In the bigger scheme of things, both are small potatoes. If the World Court were to affirm that there is no statute of limitations for starting illegal wars and indict those that engineered the Iraq War (The Bush-Cheney cabinet, those who made off with book deals as opposed to trials at the Hague), perhaps the world can begin to have a conversation about justice and “American exceptionalism.” It might even prevent further preemptive wars.

Roberto Rodriguez, an assistant professor at the University of Arizona, can be reached at: XColumn@gmail.com

More articles by:

CounterPunch Magazine

minimag-edit

bernie-the-sandernistas-cover-344x550

zen economics

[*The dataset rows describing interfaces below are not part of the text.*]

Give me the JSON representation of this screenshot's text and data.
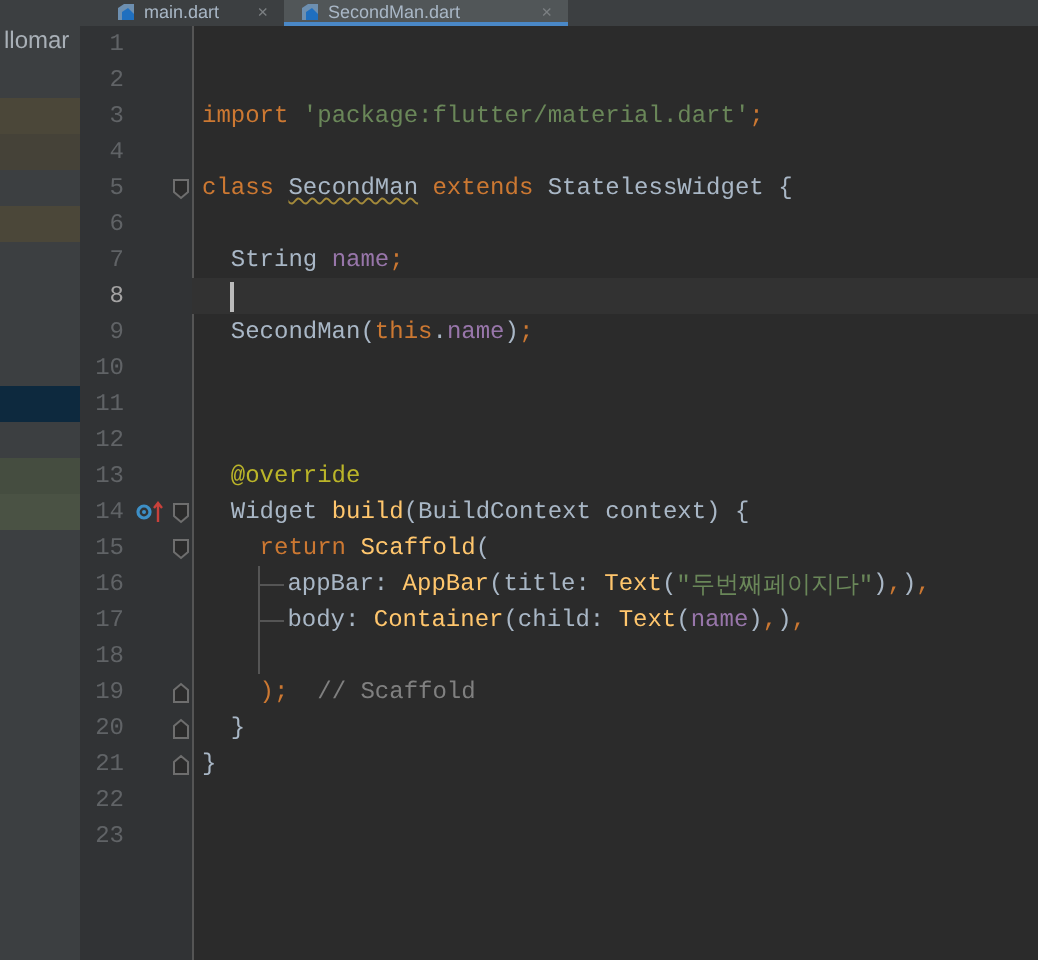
{
  "tabs": [
    {
      "label": "main.dart",
      "close": "×",
      "selected": false
    },
    {
      "label": "SecondMan.dart",
      "close": "×",
      "selected": true
    }
  ],
  "sidebar": {
    "text": "llomar",
    "rows": [
      {
        "kind": "plain"
      },
      {
        "kind": "highlight",
        "color": "#4b4739"
      },
      {
        "kind": "highlight",
        "color": "#454238"
      },
      {
        "kind": "plain"
      },
      {
        "kind": "highlight",
        "color": "#4b4739"
      },
      {
        "kind": "plain"
      },
      {
        "kind": "plain"
      },
      {
        "kind": "plain"
      },
      {
        "kind": "plain"
      },
      {
        "kind": "highlight",
        "color": "#0d293e"
      },
      {
        "kind": "plain"
      },
      {
        "kind": "highlight",
        "color": "#454d40"
      },
      {
        "kind": "highlight",
        "color": "#4a5244"
      }
    ]
  },
  "lines": [
    {
      "number": "1"
    },
    {
      "number": "2"
    },
    {
      "number": "3",
      "tokens": [
        {
          "kind": "keyword",
          "text": "import "
        },
        {
          "kind": "string",
          "text": "'package:flutter/material.dart'"
        },
        {
          "kind": "punct",
          "text": ";"
        }
      ]
    },
    {
      "number": "4"
    },
    {
      "number": "5",
      "gutter_icons": [
        {
          "kind": "fold-start"
        }
      ],
      "tokens": [
        {
          "kind": "keyword",
          "text": "class "
        },
        {
          "kind": "plain",
          "text": "SecondMan",
          "warn": true
        },
        {
          "kind": "keyword",
          "text": " extends "
        },
        {
          "kind": "plain",
          "text": "StatelessWidget {"
        }
      ]
    },
    {
      "number": "6"
    },
    {
      "number": "7",
      "tokens": [
        {
          "kind": "plain",
          "text": "  String "
        },
        {
          "kind": "field",
          "text": "name"
        },
        {
          "kind": "punct",
          "text": ";"
        }
      ]
    },
    {
      "number": "8",
      "current": true,
      "caret": true
    },
    {
      "number": "9",
      "tokens": [
        {
          "kind": "plain",
          "text": "  SecondMan("
        },
        {
          "kind": "keyword",
          "text": "this"
        },
        {
          "kind": "plain",
          "text": "."
        },
        {
          "kind": "field",
          "text": "name"
        },
        {
          "kind": "plain",
          "text": ")"
        },
        {
          "kind": "punct",
          "text": ";"
        }
      ]
    },
    {
      "number": "10"
    },
    {
      "number": "11"
    },
    {
      "number": "12"
    },
    {
      "number": "13",
      "tokens": [
        {
          "kind": "annotation",
          "text": "  @override"
        }
      ]
    },
    {
      "number": "14",
      "gutter_icons": [
        {
          "kind": "override"
        },
        {
          "kind": "fold-start"
        }
      ],
      "tokens": [
        {
          "kind": "plain",
          "text": "  Widget "
        },
        {
          "kind": "method",
          "text": "build"
        },
        {
          "kind": "plain",
          "text": "(BuildContext context) {"
        }
      ]
    },
    {
      "number": "15",
      "gutter_icons": [
        {
          "kind": "fold-start"
        }
      ],
      "tokens": [
        {
          "kind": "keyword",
          "text": "    return "
        },
        {
          "kind": "method",
          "text": "Scaffold"
        },
        {
          "kind": "plain",
          "text": "("
        }
      ]
    },
    {
      "number": "16",
      "tokens": [
        {
          "kind": "guide-branch"
        },
        {
          "kind": "plain",
          "text": "appBar: "
        },
        {
          "kind": "method",
          "text": "AppBar"
        },
        {
          "kind": "plain",
          "text": "(title: "
        },
        {
          "kind": "method",
          "text": "Text"
        },
        {
          "kind": "plain",
          "text": "("
        },
        {
          "kind": "string",
          "text": "\"두번째페이지다\""
        },
        {
          "kind": "plain",
          "text": ")"
        },
        {
          "kind": "punct",
          "text": ","
        },
        {
          "kind": "plain",
          "text": ")"
        },
        {
          "kind": "punct",
          "text": ","
        }
      ]
    },
    {
      "number": "17",
      "tokens": [
        {
          "kind": "guide-branch"
        },
        {
          "kind": "plain",
          "text": "body: "
        },
        {
          "kind": "method",
          "text": "Container"
        },
        {
          "kind": "plain",
          "text": "(child: "
        },
        {
          "kind": "method",
          "text": "Text"
        },
        {
          "kind": "plain",
          "text": "("
        },
        {
          "kind": "field",
          "text": "name"
        },
        {
          "kind": "plain",
          "text": ")"
        },
        {
          "kind": "punct",
          "text": ","
        },
        {
          "kind": "plain",
          "text": ")"
        },
        {
          "kind": "punct",
          "text": ","
        }
      ]
    },
    {
      "number": "18",
      "tokens": [
        {
          "kind": "guide-line"
        }
      ]
    },
    {
      "number": "19",
      "gutter_icons": [
        {
          "kind": "fold-end"
        }
      ],
      "tokens": [
        {
          "kind": "punct",
          "text": "    );"
        },
        {
          "kind": "comment",
          "text": "  // Scaffold"
        }
      ]
    },
    {
      "number": "20",
      "gutter_icons": [
        {
          "kind": "fold-end"
        }
      ],
      "tokens": [
        {
          "kind": "plain",
          "text": "  }"
        }
      ]
    },
    {
      "number": "21",
      "gutter_icons": [
        {
          "kind": "fold-end"
        }
      ],
      "tokens": [
        {
          "kind": "plain",
          "text": "}"
        }
      ]
    },
    {
      "number": "22"
    },
    {
      "number": "23"
    }
  ]
}
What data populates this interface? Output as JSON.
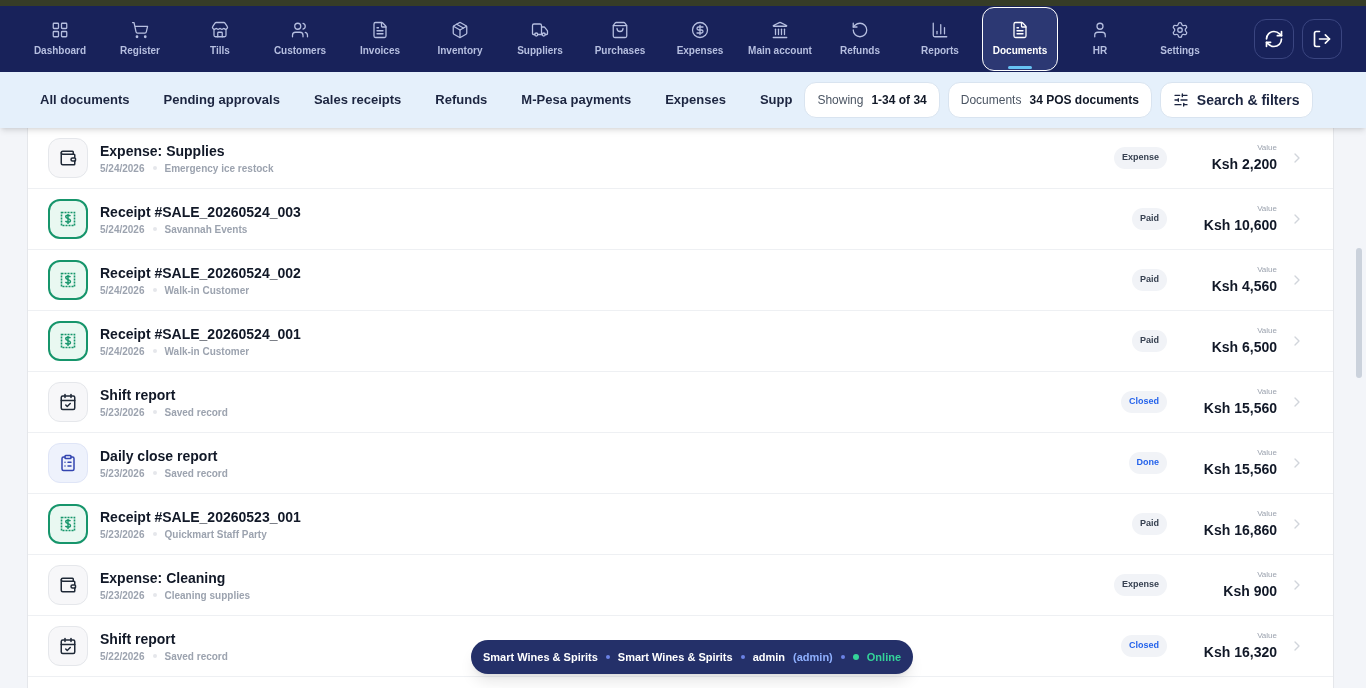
{
  "nav": {
    "items": [
      {
        "label": "Dashboard",
        "selected": false
      },
      {
        "label": "Register",
        "selected": false
      },
      {
        "label": "Tills",
        "selected": false
      },
      {
        "label": "Customers",
        "selected": false
      },
      {
        "label": "Invoices",
        "selected": false
      },
      {
        "label": "Inventory",
        "selected": false
      },
      {
        "label": "Suppliers",
        "selected": false
      },
      {
        "label": "Purchases",
        "selected": false
      },
      {
        "label": "Expenses",
        "selected": false
      },
      {
        "label": "Main account",
        "selected": false
      },
      {
        "label": "Refunds",
        "selected": false
      },
      {
        "label": "Reports",
        "selected": false
      },
      {
        "label": "Documents",
        "selected": true
      },
      {
        "label": "HR",
        "selected": false
      },
      {
        "label": "Settings",
        "selected": false
      }
    ]
  },
  "filters": {
    "tabs": [
      "All documents",
      "Pending approvals",
      "Sales receipts",
      "Refunds",
      "M-Pesa payments",
      "Expenses",
      "Supp"
    ],
    "showing": {
      "label": "Showing",
      "value": "1-34 of 34"
    },
    "documents": {
      "label": "Documents",
      "value": "34 POS documents"
    },
    "search_button": "Search & filters"
  },
  "documents": [
    {
      "kind": "expense",
      "title": "Expense: Supplies",
      "date": "5/24/2026",
      "note": "Emergency ice restock",
      "badge": {
        "text": "Expense",
        "color": "#374151"
      },
      "value_label": "Value",
      "value": "Ksh 2,200"
    },
    {
      "kind": "receipt",
      "title": "Receipt #SALE_20260524_003",
      "date": "5/24/2026",
      "note": "Savannah Events",
      "badge": {
        "text": "Paid",
        "color": "#374151"
      },
      "value_label": "Value",
      "value": "Ksh 10,600"
    },
    {
      "kind": "receipt",
      "title": "Receipt #SALE_20260524_002",
      "date": "5/24/2026",
      "note": "Walk-in Customer",
      "badge": {
        "text": "Paid",
        "color": "#374151"
      },
      "value_label": "Value",
      "value": "Ksh 4,560"
    },
    {
      "kind": "receipt",
      "title": "Receipt #SALE_20260524_001",
      "date": "5/24/2026",
      "note": "Walk-in Customer",
      "badge": {
        "text": "Paid",
        "color": "#374151"
      },
      "value_label": "Value",
      "value": "Ksh 6,500"
    },
    {
      "kind": "shift",
      "title": "Shift report",
      "date": "5/23/2026",
      "note": "Saved record",
      "badge": {
        "text": "Closed",
        "color": "#2563eb"
      },
      "value_label": "Value",
      "value": "Ksh 15,560"
    },
    {
      "kind": "daily",
      "title": "Daily close report",
      "date": "5/23/2026",
      "note": "Saved record",
      "badge": {
        "text": "Done",
        "color": "#2563eb"
      },
      "value_label": "Value",
      "value": "Ksh 15,560"
    },
    {
      "kind": "receipt",
      "title": "Receipt #SALE_20260523_001",
      "date": "5/23/2026",
      "note": "Quickmart Staff Party",
      "badge": {
        "text": "Paid",
        "color": "#374151"
      },
      "value_label": "Value",
      "value": "Ksh 16,860"
    },
    {
      "kind": "expense",
      "title": "Expense: Cleaning",
      "date": "5/23/2026",
      "note": "Cleaning supplies",
      "badge": {
        "text": "Expense",
        "color": "#374151"
      },
      "value_label": "Value",
      "value": "Ksh 900"
    },
    {
      "kind": "shift",
      "title": "Shift report",
      "date": "5/22/2026",
      "note": "Saved record",
      "badge": {
        "text": "Closed",
        "color": "#2563eb"
      },
      "value_label": "Value",
      "value": "Ksh 16,320"
    }
  ],
  "status_pill": {
    "store": "Smart Wines & Spirits",
    "branch": "Smart Wines & Spirits",
    "user": "admin",
    "role": "(admin)",
    "status": "Online"
  }
}
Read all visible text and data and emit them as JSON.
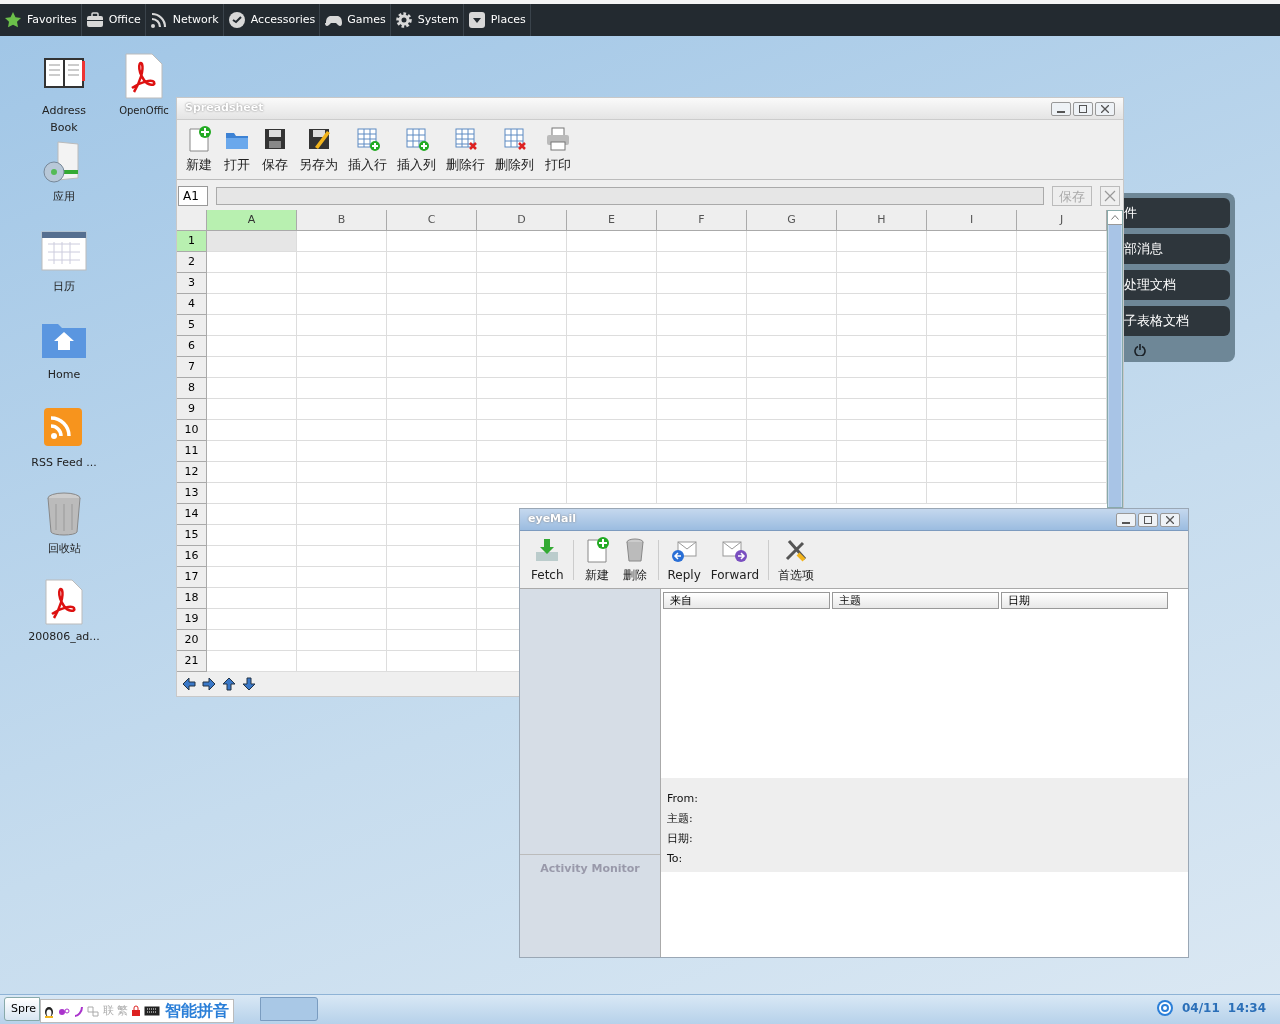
{
  "menu_bar": {
    "items": [
      {
        "label": "Favorites",
        "kind": "star"
      },
      {
        "label": "Office",
        "kind": "briefcase"
      },
      {
        "label": "Network",
        "kind": "signal"
      },
      {
        "label": "Accessories",
        "kind": "check"
      },
      {
        "label": "Games",
        "kind": "gamepad"
      },
      {
        "label": "System",
        "kind": "gear"
      },
      {
        "label": "Places",
        "kind": "dropdown"
      }
    ]
  },
  "desktop_icons": [
    {
      "label": "Address Book",
      "kind": "book"
    },
    {
      "label": "OpenOffic",
      "kind": "pdf"
    },
    {
      "label": "应用",
      "kind": "software"
    },
    {
      "label": "日历",
      "kind": "calendar"
    },
    {
      "label": "Home",
      "kind": "home"
    },
    {
      "label": "RSS Feed ...",
      "kind": "rss"
    },
    {
      "label": "回收站",
      "kind": "trash"
    },
    {
      "label": "200806_ad...",
      "kind": "pdf"
    }
  ],
  "side_panel": {
    "items": [
      "件",
      "部消息",
      "处理文档",
      "子表格文档"
    ]
  },
  "spreadsheet": {
    "title": "Spreadsheet",
    "toolbar": [
      {
        "label": "新建",
        "kind": "new"
      },
      {
        "label": "打开",
        "kind": "open"
      },
      {
        "label": "保存",
        "kind": "save"
      },
      {
        "label": "另存为",
        "kind": "saveas"
      },
      {
        "label": "插入行",
        "kind": "addrow"
      },
      {
        "label": "插入列",
        "kind": "addcol"
      },
      {
        "label": "删除行",
        "kind": "delrow"
      },
      {
        "label": "删除列",
        "kind": "delcol"
      },
      {
        "label": "打印",
        "kind": "print"
      }
    ],
    "cell_ref": "A1",
    "save_button": {
      "label": "保存",
      "disabled": true
    },
    "columns": [
      {
        "label": "A",
        "selected": true
      },
      {
        "label": "B",
        "selected": false
      },
      {
        "label": "C",
        "selected": false
      },
      {
        "label": "D",
        "selected": false
      },
      {
        "label": "E",
        "selected": false
      },
      {
        "label": "F",
        "selected": false
      },
      {
        "label": "G",
        "selected": false
      },
      {
        "label": "H",
        "selected": false
      },
      {
        "label": "I",
        "selected": false
      },
      {
        "label": "J",
        "selected": false
      }
    ],
    "rows": [
      {
        "label": "1",
        "selected": true
      },
      {
        "label": "2",
        "selected": false
      },
      {
        "label": "3",
        "selected": false
      },
      {
        "label": "4",
        "selected": false
      },
      {
        "label": "5",
        "selected": false
      },
      {
        "label": "6",
        "selected": false
      },
      {
        "label": "7",
        "selected": false
      },
      {
        "label": "8",
        "selected": false
      },
      {
        "label": "9",
        "selected": false
      },
      {
        "label": "10",
        "selected": false
      },
      {
        "label": "11",
        "selected": false
      },
      {
        "label": "12",
        "selected": false
      },
      {
        "label": "13",
        "selected": false
      },
      {
        "label": "14",
        "selected": false
      },
      {
        "label": "15",
        "selected": false
      },
      {
        "label": "16",
        "selected": false
      },
      {
        "label": "17",
        "selected": false
      },
      {
        "label": "18",
        "selected": false
      },
      {
        "label": "19",
        "selected": false
      },
      {
        "label": "20",
        "selected": false
      },
      {
        "label": "21",
        "selected": false
      }
    ]
  },
  "email": {
    "title": "eyeMail",
    "toolbar": [
      {
        "label": "Fetch",
        "kind": "fetch"
      },
      {
        "label": "新建",
        "kind": "new"
      },
      {
        "label": "删除",
        "kind": "delete"
      },
      {
        "label": "Reply",
        "kind": "reply"
      },
      {
        "label": "Forward",
        "kind": "forward"
      },
      {
        "label": "首选项",
        "kind": "tools"
      }
    ],
    "columns": [
      "来自",
      "主题",
      "日期"
    ],
    "sidebar_header": "Activity Monitor",
    "preview_fields": [
      "From:",
      "主题:",
      "日期:",
      "To:"
    ]
  },
  "taskbar": {
    "tasks": [
      {
        "label": "Spre"
      }
    ],
    "ime": {
      "glyphs": [
        "联",
        "繁"
      ],
      "label": "智能拼音"
    },
    "date": "04/11",
    "time": "14:34"
  }
}
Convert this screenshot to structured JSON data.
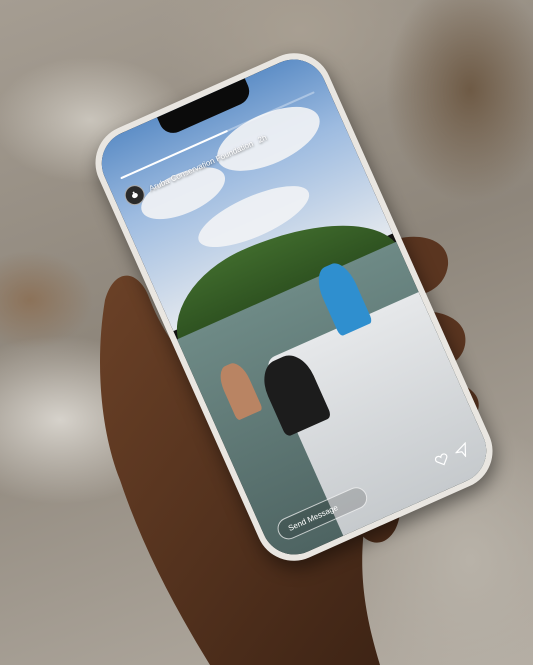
{
  "story": {
    "account_name": "Aruba Conservation Foundation",
    "time_ago": "2h",
    "progress": 0.55,
    "send_message_placeholder": "Send Message"
  },
  "icons": {
    "avatar": "turtle-logo-icon",
    "share": "paper-plane-icon",
    "like": "heart-icon"
  }
}
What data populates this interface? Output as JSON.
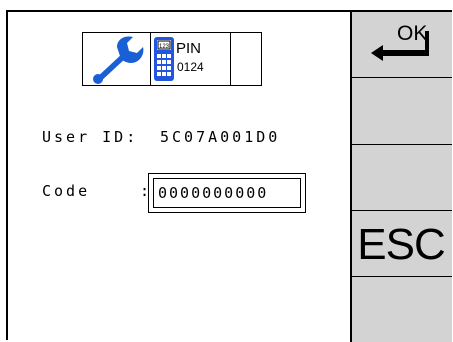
{
  "header": {
    "pin_icon_text": "PIN",
    "pin_icon_number": "0124",
    "keypad_icon_text": "123"
  },
  "form": {
    "user_id_label": "User ID:",
    "user_id_value": "5C07A001D0",
    "code_label": "Code",
    "code_colon": ":",
    "code_value": "0000000000"
  },
  "softkeys": {
    "ok_label": "OK",
    "esc_label": "ESC"
  },
  "icons": {
    "wrench": "wrench-icon",
    "pin_keypad": "pin-keypad-icon",
    "enter_arrow": "enter-arrow-icon"
  },
  "colors": {
    "wrench_blue": "#1a5fd6",
    "keypad_blue": "#2255e0",
    "softkey_bg": "#d3d3d3"
  }
}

Weekend Edition
July 21, 2017
Friday - Sunday
Jeffrey St. Clair
Red State, Blue State; Green State, Deep State
Anthony DiMaggio
Higher Education Fallacies: What’s Behind Rising Conservative Distrust of Learning?
Andrew Levine
Why Republicans Won’t Dump Trump Anytime Soon
Bruce Dixon
White Liberal Guilt, Black Opportunism and the Green Party
Kevin Zeese
Green Party Growing Pains; Our Own Crisis of Democracy
Michael Colby
Ben & Jerry’s Has No Clothes
Mark Harris
The Revolutionary Imagination: Rosa for Our Times
David Rosen
America’s Five Sex Panics
Jack Heyman
Class War on the Waterfront: Longshore Workers Under Attack
Kim C. Domenico
Marginalize This:  Turning the Tables on Neoliberal Triumphalism
Brian Cloughley
Trying to Negotiate With the United States
Jonathan Latham
The Biotech Industry is Taking Over the Regulation of GMOs From the Inside
Russell Mokhiber
DC Disciplinary Counsel Hamilton Fox Won’t Let Whistleblower Lawyer Lynne Bernabei Go
Ramzy Baroud
The Story behind the Jerusalem Attack: How Trump and Netanyahu Pushed Palestinians to A Corner
David W. Pear
Venezuela Under Siege by U.S. Empire
Maria Paez Victor
Venezuelan Opposition Now Opposes the People
Joseph Natoli
The Mythos Meme of Choice
Clark T. Scott
High Confidence and Low Methods
Missy Comley Beattie
Glioblastoma As Metaphor
Ann Garrison
Organizing Pennsylvania’s 197: Cheri Honkala on Frontline Communities
Colin Todhunter
Codex Alumentarius and Monsanto’s Toxic Relations
Graham Peebles
Europe’s Shameful Refugee Policy
Jeffrey Wilson
Demolish! The Story of One Detroit Resident’s Home
REZA FIYOUZAT
Billionaire In Panic Over Dems’ Self-Destruct
David Penner
The Barbarism of Privatized Health Care
Yves Engler
Canada in Zambia
Cesar Chelala
Dr. Schweitzer’s Lost Message
Masturah Alatas
Becoming Italian
Charles R. Larson
Review: James Q. Whitman’s “Hitler’s American Model”
July 20, 2017
Sebastian Friedrich – Gabriel Kuhn
A New Class Politics
Patrick Cockburn
The Massacre of Mosul: More Than 40,000 Civilians Feared Dead
Paul Street
The Abandonment: Reflections on James Foreman’s “Locking Up Our Own”
Kim Codella
A Practical Education
Frank Scott
America’s Trump, Not Trump’s America
Louis Proyect
Clancy Sigal Goes Away
Don Monkerud
The Real Treason in DC: Turning Our Lives Over to Corporations
Brian Dew – Dean Baker
Are Amazon’s Shareholders Suckers?
Ralph Nader
Detecting What Unravels Our Society – Bottom-up and Top-down
Barbara Nimri Aziz
Covering Islam, Post-Jack Shaheen
Binoy Kampmark
Uhlmann’s Trump Problem
Patrick Walker
In Defense of Caitlin Johnstone
Barry Lando
Those Secret Putin-Trump Talks
Sean Marquis
Thank You, Donald Trump
July 19, 2017
Adam Ziemkowski and Rebekah Liebermann
How Seattle Voted to Tax the Rich
Patrick Cockburn
Why ISIS Fighters are Being Thrown Off Buildings in Mosul
FacebookTwitterGoogle+RedditEmail